Leslie Park L’95

Park credits her experience at Syracuse Law for instilling a sense of independence in her that has continued throughout her legal career. It was her first time away from home, and it took some adjustment. Most of the students were from the East Coast with only a few from California. “And, it was so cold!” she says. “The heaviest coat I brought with me was a windbreaker. But, I made it through the obstacles, and I’m grateful that I succeeded in becoming a lawyer.”

After graduating, she did make it to New York City after all, working as an attorney for Sidley Austin LLP and Moses & Singer LLP, as well as corporate counsel for Atari.

But, in 2003, she and her husband decided it was time to move back to Los Angeles to be near family. Park took a job with Hallmark Media (operator of Hallmark Channels and owned by Hallmark Cards, Inc.), as an in-house counsel in charge of corporate and securities filings. Even after Hallmark Cards took the company private in 2016, Park stayed on and assumed an expanded role since she had learned so much about the company and entertainment law in the 13 years. Today, she is the senior vice president of legal and business affairs and assistant general counsel at Hallmark Media.

Leslie Park at her desk at Hallmark Media

“I enjoy being a full-fledged entertainment lawyer,” she says. “I know how a movie is made, the legal and real-life issues, intellectual property matters, how to handle talent and labor disputes, as well as how to comply with ever-changing privacy laws. Hallmark Media produces over 100 movies a year on a very tight schedule, and if something falls off the radar on my watch that impacts the business.”

Other responsibilities include negotiating different kinds of commercial agreements to support all aspects of Hallmark Media, including content acquisition, strategic alliance, software licenses, data processing agreements, IP licensing, and various types of vendor, consulting and service agreements, as well as advising management on legal issues related to entertainment and media law. She also deals with privacy and data security, advising on marketing initiatives, global procurement, and research and analysis of FCC and FTC rules.

“Entertainment law is relatively new when you compare it to something like real estate law or estate planning.

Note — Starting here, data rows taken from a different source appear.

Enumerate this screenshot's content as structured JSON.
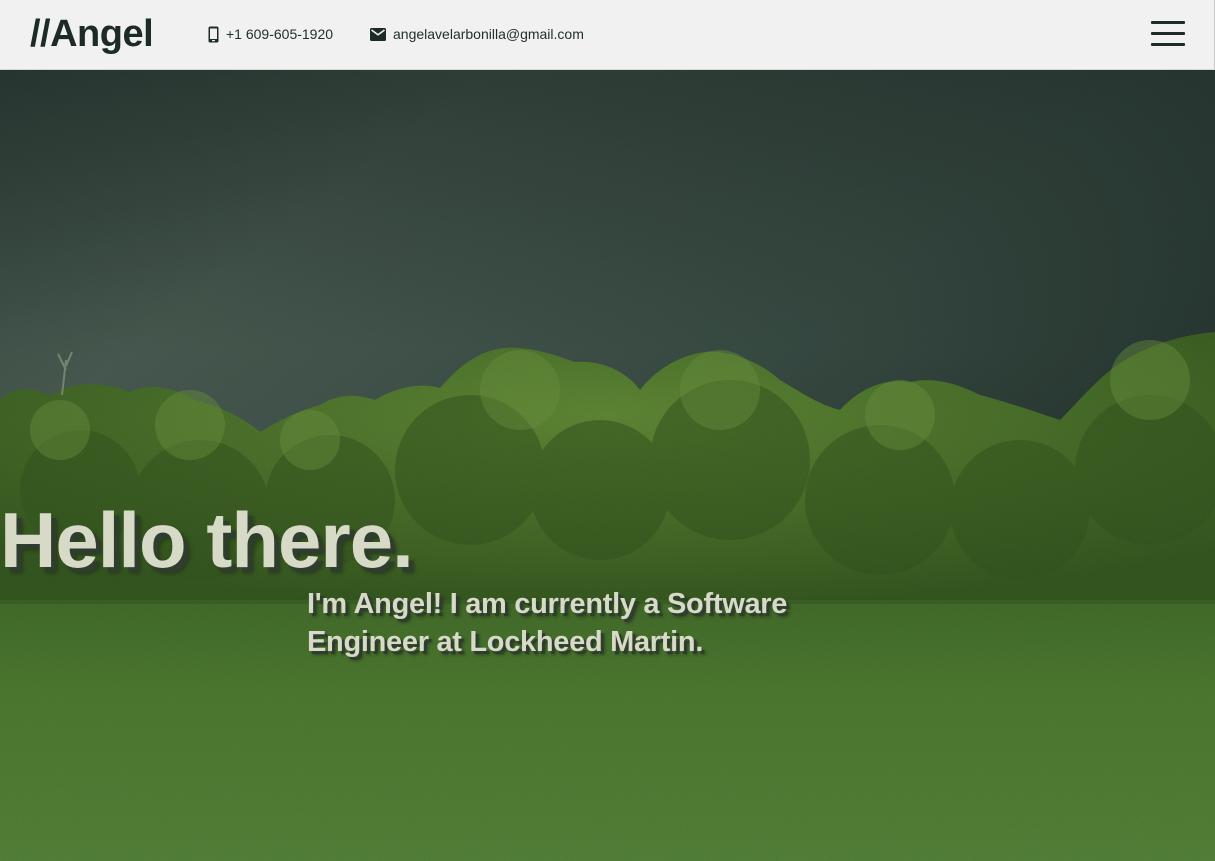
{
  "navbar": {
    "brand": "//Angel",
    "phone": {
      "icon": "phone-icon",
      "text": "+1 609-605-1920"
    },
    "email": {
      "icon": "mail-icon",
      "text": "angelavelarbonilla@gmail.com"
    },
    "menu_icon": "hamburger-menu-icon"
  },
  "hero": {
    "title": "Hello there.",
    "subtitle": "I'm Angel! I am currently a Software Engineer at Lockheed Martin.",
    "background": "landscape photo of a green field and trees under a stormy sky"
  },
  "colors": {
    "navbar_bg": "#f1f1f1",
    "brand_text": "#1d2b27",
    "hero_text": "#d6dac6",
    "hero_text_shadow": "#2f3d2f",
    "sky": "#4d6259",
    "trees": "#4f7a2c",
    "grass": "#5b8a3a"
  }
}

There is no set checklist on what to do, as the industry is constantly evolving…I like to look at my role as being a pioneer in figuring out this new way that people consume entertainment and the rules of not only entertainment law but the marketplace.”

Leslie Park L’95

The perks of the job are glamorous, too, as she has walked Hollywood’s red carpet, meeting celebrities like Florence Henderson, Jack Wagner and Rick Schroder, who have frequently appeared in Hallmark movies.

Entertainment law has certainly seen changes since she began working for Hallmark Media, particularly in the way the company produces and secures the amount of content needed to keep viewers watching its channels and streaming service 24 hours a day.

Leslie Park works in a conference room with her colleagues

“Early on it was just TV, VCRs or DVDs, but today content comes from all over the place. It used to be about working with just a handful of studios, but now there are so many different players in the space, from streaming services like Hulu and Netflix to independent producers and more,” says Park. “Entertainment law is relatively new when you compare it to something like real estate law or estate planning. There is no set checklist on what to do, as the industry is constantly evolving. Now, the same content is being sliced and diced into so many slivers so that providers can sell it both domestically and internationally, and that comes with a host of legalities. I like to look at my role as being a pioneer in figuring out this new way that people consume entertainment and the rules of not only entertainment law but the marketplace.”

“Watching that movie as a little girl, I dreamed of being a strong female lawyer,” she says. “I never dreamed then that I’d accomplish that by working in the entertainment business. I am thankful for the solid foundation Syracuse Law gave me that led to what I’ve accomplished in my career.”